The sweet gum tree's star-shaped leaves turn a mix of colors in the fall, making it a favorite for New York landscape designer Jan Johnsen. Sometimes the same tree can have red, purple, yellow and orange leaves, at the same time.
Don't forget about hidden nooks, such as this spot with a mossy garden gnome. For choosing materials, medium-textured mulch is best because fine particles will pack down and retain moisture, which evaporates before reaching plant roots, according to The Morton Arboretum in Illinois.
The recommended mulch depth is 3-4 inches for medium to coarse textured materials, says experts with The Morton Arboretum. Spread mulch under trees, shrubs and throughout planting beds, as seen at this home, handcrafted by OakBridge Timber Framing, on a 5-acre lot on the shores of Lake Erie, Ohio.
Think about tree safety. "My magnolia in the front of the house has been pruned up, so I put a mulch island under it," says Josh Fuder, agriculture and natural resources agent for UGA Extension - Cherokee County. He suggests getting the mulch island as close to the drip line as possible. This example does not go all the way out to the drip line, but with a diameter of 21 inches, it is a little more in proportion with the size of the tree.

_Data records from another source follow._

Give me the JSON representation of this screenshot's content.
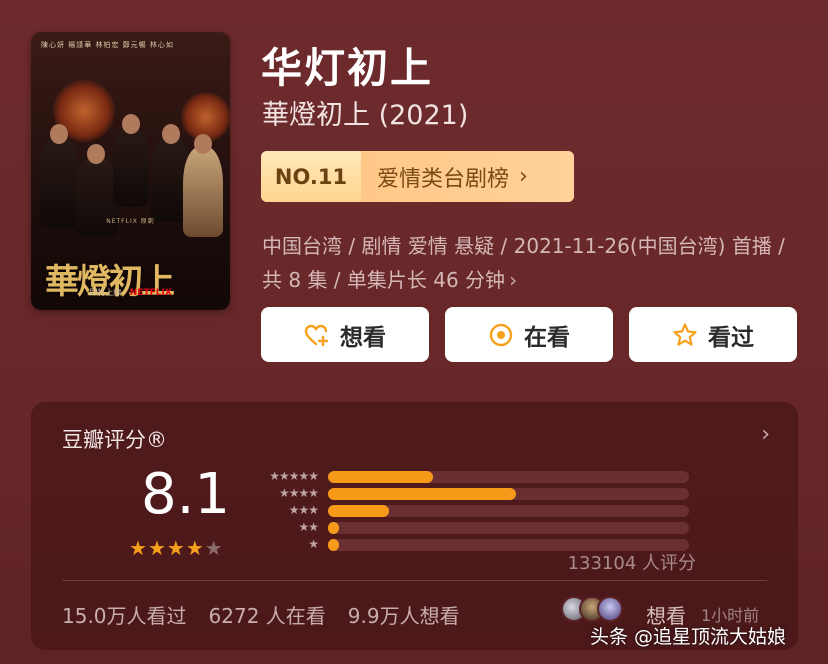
{
  "poster": {
    "names": "陳心妍  楊謹華  林柏宏  鄭元暢  林心如",
    "netflix_line": "NETFLIX 原創",
    "title_art": "華燈初上",
    "release_note": "即將上線",
    "brand": "NETFLIX"
  },
  "show": {
    "title": "华灯初上",
    "original_title": "華燈初上 (2021)"
  },
  "rank": {
    "number": "NO.11",
    "list_name": "爱情类台剧榜",
    "chevron": "›"
  },
  "meta": {
    "text": "中国台湾 / 剧情 爱情 悬疑 / 2021-11-26(中国台湾) 首播 / 共 8 集 / 单集片长 46 分钟",
    "chevron": "›"
  },
  "actions": {
    "want_label": "想看",
    "watching_label": "在看",
    "watched_label": "看过"
  },
  "rating": {
    "title": "豆瓣评分®",
    "chevron": "›",
    "score": "8.1",
    "stars_filled": 4,
    "stars_total": 5,
    "distribution": [
      {
        "stars": "★★★★★",
        "fraction": 0.29
      },
      {
        "stars": "★★★★",
        "fraction": 0.52
      },
      {
        "stars": "★★★",
        "fraction": 0.17
      },
      {
        "stars": "★★",
        "fraction": 0.03
      },
      {
        "stars": "★",
        "fraction": 0.03
      }
    ],
    "votes": "133104 人评分"
  },
  "stats": {
    "watched": "15.0万人看过",
    "watching": "6272 人在看",
    "want": "9.9万人想看"
  },
  "activity": {
    "action": "想看",
    "time": "1小时前"
  },
  "watermark": {
    "text": "头条 @追星顶流大姑娘"
  },
  "colors": {
    "background": "#6b2a2c",
    "accent_orange": "#f79a1a",
    "rank_bg": "#ffd29a",
    "button_bg": "#ffffff"
  }
}
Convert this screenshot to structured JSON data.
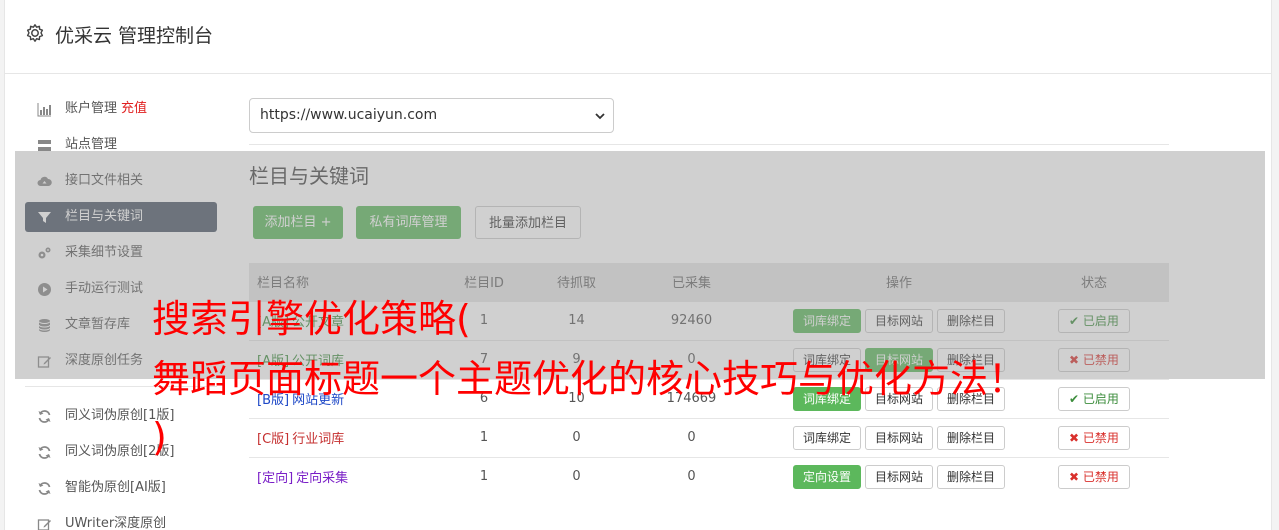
{
  "header": {
    "title": "优采云 管理控制台",
    "icon": "gear-icon"
  },
  "sidebar": {
    "items": [
      {
        "label": "账户管理",
        "badge": "充值",
        "icon": "bar-chart-icon"
      },
      {
        "label": "站点管理",
        "icon": "server-icon"
      },
      {
        "label": "接口文件相关",
        "icon": "cloud-upload-icon"
      },
      {
        "label": "栏目与关键词",
        "icon": "filter-icon",
        "active": true
      },
      {
        "label": "采集细节设置",
        "icon": "cogs-icon"
      },
      {
        "label": "手动运行测试",
        "icon": "play-circle-icon"
      },
      {
        "label": "文章暂存库",
        "icon": "database-icon"
      },
      {
        "label": "深度原创任务",
        "icon": "edit-icon"
      }
    ],
    "items2": [
      {
        "label": "同义词伪原创[1版]",
        "icon": "refresh-icon"
      },
      {
        "label": "同义词伪原创[2版]",
        "icon": "refresh-icon"
      },
      {
        "label": "智能伪原创[AI版]",
        "icon": "refresh-icon"
      },
      {
        "label": "UWriter深度原创",
        "icon": "edit-icon"
      }
    ]
  },
  "site_select": {
    "value": "https://www.ucaiyun.com"
  },
  "section": {
    "title": "栏目与关键词",
    "add_label": "添加栏目 +",
    "private_label": "私有词库管理",
    "batch_label": "批量添加栏目"
  },
  "table": {
    "headers": [
      "栏目名称",
      "栏目ID",
      "待抓取",
      "已采集",
      "操作",
      "状态"
    ],
    "rows": [
      {
        "tag": "[A版]",
        "name": "公开文章",
        "id": "1",
        "pending": "14",
        "collected": "92460",
        "op1": "词库绑定",
        "op2": "目标网站",
        "op3": "删除栏目",
        "status": "已启用"
      },
      {
        "tag": "[A版]",
        "name": "公开词库",
        "id": "7",
        "pending": "9",
        "collected": "0",
        "op1": "词库绑定",
        "op2": "目标网站",
        "op3": "删除栏目",
        "status": "已禁用"
      },
      {
        "tag": "[B版]",
        "name": "网站更新",
        "id": "6",
        "pending": "10",
        "collected": "174669",
        "op1": "词库绑定",
        "op2": "目标网站",
        "op3": "删除栏目",
        "status": "已启用"
      },
      {
        "tag": "[C版]",
        "name": "行业词库",
        "id": "1",
        "pending": "0",
        "collected": "0",
        "op1": "词库绑定",
        "op2": "目标网站",
        "op3": "删除栏目",
        "status": "已禁用"
      },
      {
        "tag": "[定向]",
        "name": "定向采集",
        "id": "1",
        "pending": "0",
        "collected": "0",
        "op1": "定向设置",
        "op2": "目标网站",
        "op3": "删除栏目",
        "status": "已禁用"
      }
    ]
  },
  "overlay_text": {
    "line1": "搜索引擎优化策略(",
    "line2": "舞蹈页面标题一个主题优化的核心技巧与优化方法！",
    "line3": ")"
  },
  "colors": {
    "accent_green": "#5cb85c",
    "sidebar_active": "#4b5667",
    "ad_red": "#ff0000"
  }
}
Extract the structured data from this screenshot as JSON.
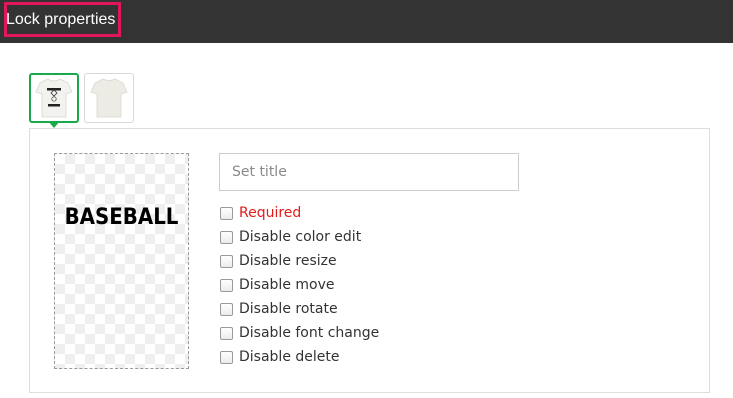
{
  "header": {
    "title": "Lock properties"
  },
  "colors": {
    "header_bg": "#333333",
    "title_highlight": "#e2175a",
    "selected_thumb": "#19a84a",
    "required": "#e21b1b"
  },
  "thumbnails": [
    {
      "name": "tshirt-front-thumbnail",
      "selected": true
    },
    {
      "name": "tshirt-back-thumbnail",
      "selected": false
    }
  ],
  "preview": {
    "text": "BASEBALL"
  },
  "title_field": {
    "placeholder": "Set title",
    "value": ""
  },
  "options": [
    {
      "label": "Required",
      "checked": false
    },
    {
      "label": "Disable color edit",
      "checked": false
    },
    {
      "label": "Disable resize",
      "checked": false
    },
    {
      "label": "Disable move",
      "checked": false
    },
    {
      "label": "Disable rotate",
      "checked": false
    },
    {
      "label": "Disable font change",
      "checked": false
    },
    {
      "label": "Disable delete",
      "checked": false
    }
  ]
}
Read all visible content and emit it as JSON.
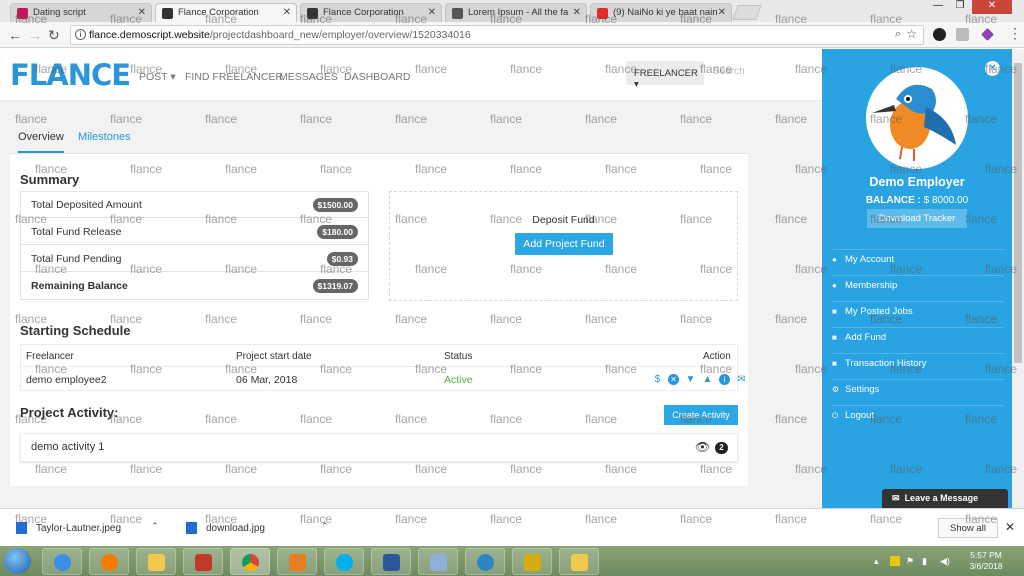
{
  "browser": {
    "tabs": [
      {
        "title": "Dating script",
        "favicon_color": "#c2185b"
      },
      {
        "title": "Flance Corporation",
        "favicon_color": "#333333",
        "active": true
      },
      {
        "title": "Flance Corporation",
        "favicon_color": "#333333"
      },
      {
        "title": "Lorem Ipsum - All the fa",
        "favicon_color": "#555555"
      },
      {
        "title": "(9) NaiNo ki ye baat nain",
        "favicon_color": "#e52d27"
      }
    ],
    "url_host": "flance.demoscript.website",
    "url_path": "/projectdashboard_new/employer/overview/1520334016"
  },
  "site": {
    "logo": "FLANCE",
    "nav": [
      "POST",
      "FIND FREELANCER",
      "MESSAGES",
      "DASHBOARD"
    ],
    "freelancer_dropdown": "FREELANCER",
    "search_placeholder": "Search"
  },
  "tabs": {
    "overview": "Overview",
    "milestones": "Milestones"
  },
  "summary": {
    "title": "Summary",
    "rows": [
      {
        "label": "Total Deposited Amount",
        "value": "$1500.00"
      },
      {
        "label": "Total Fund Release",
        "value": "$180.00"
      },
      {
        "label": "Total Fund Pending",
        "value": "$0.93"
      },
      {
        "label": "Remaining Balance",
        "value": "$1319.07"
      }
    ],
    "deposit_title": "Deposit Fund",
    "add_fund_button": "Add Project Fund"
  },
  "schedule": {
    "title": "Starting Schedule",
    "headers": [
      "Freelancer",
      "Project start date",
      "Status",
      "Action"
    ],
    "row": {
      "freelancer": "demo employee2",
      "start_date": "06 Mar, 2018",
      "status": "Active"
    }
  },
  "activity": {
    "title": "Project Activity:",
    "create_button": "Create Activity",
    "item": "demo activity 1",
    "count": "2"
  },
  "sidebar": {
    "name": "Demo Employer",
    "balance_label": "BALANCE :",
    "balance_value": "$ 8000.00",
    "tracker_button": "Download Tracker",
    "menu": [
      "My Account",
      "Membership",
      "My Posted Jobs",
      "Add Fund",
      "Transaction History",
      "Settings",
      "Logout"
    ],
    "chat_button": "Leave a Message",
    "accent": "#2aa3e3"
  },
  "downloads": {
    "files": [
      "Taylor-Lautner.jpeg",
      "download.jpg"
    ],
    "show_all": "Show all"
  },
  "taskbar": {
    "time": "5:57 PM",
    "date": "3/6/2018"
  },
  "watermark": "flance"
}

A long-lasting organic mulch option is pine bark or shredded bark, according to experts at The Morton Arboretum in Illinois. You can purchase bags of small or large chips. Other types of organic mulch are grass clippings, as well as animal manure (mixed with a coarse-textured material). Composted leaf litter will work, but it may increase weeds if not thoroughly composted.
Too much mulch can be harmful. The Morton Arboretum says that excessive mulch mounded around the base of a tree can cause decay of the vital tissue at the root collar. When decay occurs, serious disease organisms may more readily enter the plant. Mulch is correctly applied around this tree.
Pull mulch away from the bases of tree, creating a donut-hole affect, advises The Morton Arboretum in Illinois. The mulched area should extend to the drip line of the tree branches, or at least cover a 4-5 foot diameter area around the trunk.
Mulching can be a big task in the fall, if you have multiple garden beds. Here's a tip from The Morton Arboretum in Illinois: Organic mulch should be composted or otherwise treated before use. The step kills insects, weed seeds and disease microorganisms. The texture of composted mulch generally is more uniform, creating better curb appeal.
Here's a general rule for when to mulch a yard: Wait until after a hard frost in the fall to apply winter mulch. You don't want to apply it too early in the fall because mulch can delay the soil freezing process by retaining heat in the soil, according to experts with The Morton Arboretum in Illinois.
When mulch is placed right next to the tree base, you can see the ill effects of the mulch on the trunk, says Josh Fuder, agriculture and natural resources agent for UGA Extension - Cherokee County. Too much moisture will gather around the base and the bark can decay.
For a cheap and possibly free source of mulch material, ask local tree service for wood chips, says Josh Fuder, agriculture and natural resources agent for UGA Extension-Cherokee County. If chips are not composted, The Morton Arboretum in Illinois suggests applying a nitrogen fertilizer at a rate of a half pound per 100 square feet of chips.
Landscape glass is a type of recycled glass that’s bright and colorful. It’s a permanent mulch that doesn’t break down. Install glass mulch over high quality (commercial grade) landscape fabric so it doesn’t sink into soil. The glass is tumbled to remove sharp edges, but it does pose a threat to soft-bodied critters like slugs. Glass mulch is popular in xeriscape garden designs.
This beautiful home features a tasteful and timeless design. Black roof shingles add texture to the gray siding. A small stone stairway leads through the neatly mulched garden from the the sidewalk to the driveway.
Arranging plants tightly not only creates a full design, it also helps to shade soil. Plants that grow shoulder to shoulder act like living mulch, helping to suppress weeds and slow water evaporation from soil.
This 1600-square-foot home in East Austin, TX combines gray wood siding with a medium brown stained wood to create a contemporary exterior. A blend of natural stone and mulch provide groundcover, while long horizontal windows show off a sneak peek of the home's interior design.
A paver pathway leads out into the backyard to a sitting area that looks back over a reflective pond. Along the way a sunken fireside patio is separated from the pathway using natural stone steps. Mulched garden areas surround the patio sections giving natural life and color to the design.
A paver patio section is surrounded with boulders and bright plant life for a gorgeous mix of texture to naturally decorate the space. A stone fire pit is surrounded by brown adirondack chairs on the paver patio. A fountain blends into the mulched area creating a subtle extra in the design.